IRS Issues Proposed Rule Regarding Physical Presence Requirements for Retirement Plan Consents
The IRS has released a proposed rule titled Use of an Electronic Medium to Make Participant Elections and Spousal Consents. The proposed regulation provides an alternative to in-person witnessing of spousal consents required to be witnessed by a notary public or a plan representative and clarifies that certain special rules for the use of an electronic medium for participant elections also apply to spousal consents.
The regulation is proposed to apply beginning on the date that is six months after publication of the Treasury decision adopting these rules as a final regulation in the Federal Register. However, taxpayers may immediately rely on the proposed rule. This guidance comes as previous temporary relief from the physical presence requirements expires at the end of the year.
Under the proposal, a plan may accept a spousal consent witnessed remotely by a notary public provided that

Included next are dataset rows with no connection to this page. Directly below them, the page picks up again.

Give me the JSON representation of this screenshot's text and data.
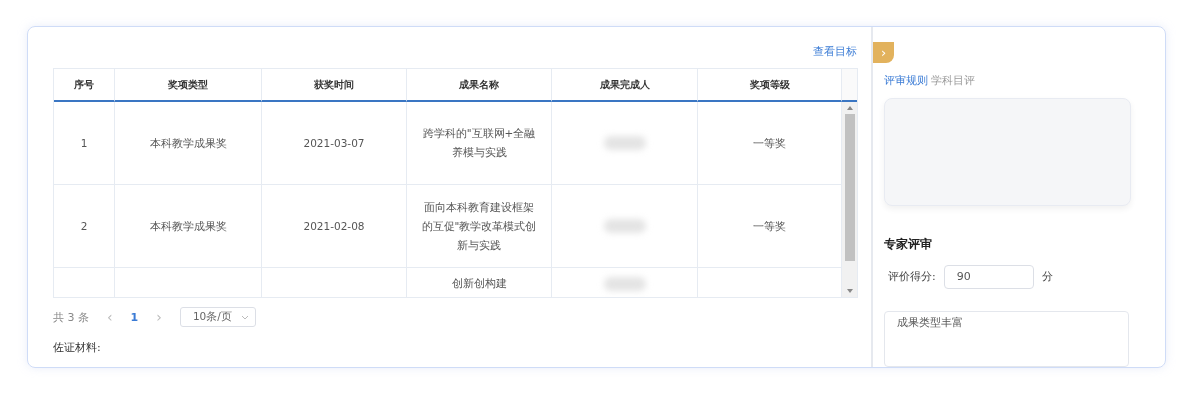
{
  "view_target_link": "查看目标",
  "table": {
    "columns": [
      "序号",
      "奖项类型",
      "获奖时间",
      "成果名称",
      "成果完成人",
      "奖项等级"
    ],
    "rows": [
      {
        "index": "1",
        "award_type": "本科教学成果奖",
        "date": "2021-03-07",
        "name": "跨学科的\"互联网+全融养模与实践",
        "level_name": "一等奖"
      },
      {
        "index": "2",
        "award_type": "本科教学成果奖",
        "date": "2021-02-08",
        "name": "面向本科教育建设框架的互促\"教学改革模式创新与实践",
        "level_name": "一等奖"
      },
      {
        "name": "创新创构建"
      }
    ]
  },
  "pagination": {
    "total": "共 3 条",
    "prev": "‹",
    "pages": [
      {
        "label": "1",
        "selected": true
      }
    ],
    "next": "›",
    "page_size": "10条/页"
  },
  "evidence_label": "佐证材料:",
  "panel": {
    "toggle": "›",
    "tabs": [
      {
        "label": "评审规则",
        "selected": true
      },
      {
        "label": "学科目评",
        "selected": false
      }
    ],
    "section_title": "专家评审",
    "score_label": "评价得分:",
    "score": "90",
    "score_unit": "分",
    "comment": "成果类型丰富"
  }
}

- The signature of the person signing the spousal consent is witnessed by the notary public using live audio-video technology,

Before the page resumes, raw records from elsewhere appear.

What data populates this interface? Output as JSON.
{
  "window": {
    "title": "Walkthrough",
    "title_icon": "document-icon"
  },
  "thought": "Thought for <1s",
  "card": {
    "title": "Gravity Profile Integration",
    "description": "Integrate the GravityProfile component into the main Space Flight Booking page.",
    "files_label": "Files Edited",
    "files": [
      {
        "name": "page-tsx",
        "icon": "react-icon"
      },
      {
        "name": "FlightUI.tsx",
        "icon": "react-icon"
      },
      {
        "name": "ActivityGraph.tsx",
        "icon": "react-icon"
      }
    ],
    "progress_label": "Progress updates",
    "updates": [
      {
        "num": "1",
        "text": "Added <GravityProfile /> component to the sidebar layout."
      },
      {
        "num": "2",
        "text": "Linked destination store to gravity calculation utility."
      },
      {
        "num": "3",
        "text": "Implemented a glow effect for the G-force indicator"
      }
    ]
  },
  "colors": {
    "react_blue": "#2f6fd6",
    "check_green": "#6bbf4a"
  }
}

- Requirements related to access, authentication, review and confirmation are met,
- The remote witnessing is consistent with state law requirements that apply to the notary public
The proposed rule also sets forth remote witnessing rules for spousal consents witnessed by a plan representative. A plan may accept spousal consent witnessed remotely by a plan representative, provided that
- The signature of the person signing is witnessed using live audio-video technology
- Requirements related to access, authentication, review and confirmation are met, and
- The remote witnessing satisfies the following five requirements
- The person signing the spousal consent must present a valid photo ID
- The live audio-video conference must allow for direct interaction between the person signing and the plan representative
- The person signing must transmit by electronic means a legible copy of the signed document directly to the plan representative on the same date that the spousal consent is signed
- The plan representative must acknowledge that the signature has been witnessed and transmit the consent and acknowledgement back to the person signing the consent
- A recording of the audio-video conference during which the spousal consent was signed remotely must be made and retained by the plan representative
The rule makes several other clarifications — including defining spousal consent and specifying that rules regarding use of an electronic medium for participant elections also applies to spousal consents — and modifies Example 3 in the regulation to demonstrate applicability of requirements with respect to spousal consent.
The proposal is set to be published on December 30, 2022. Comments must be made within 90 days of publication in the Federal Register.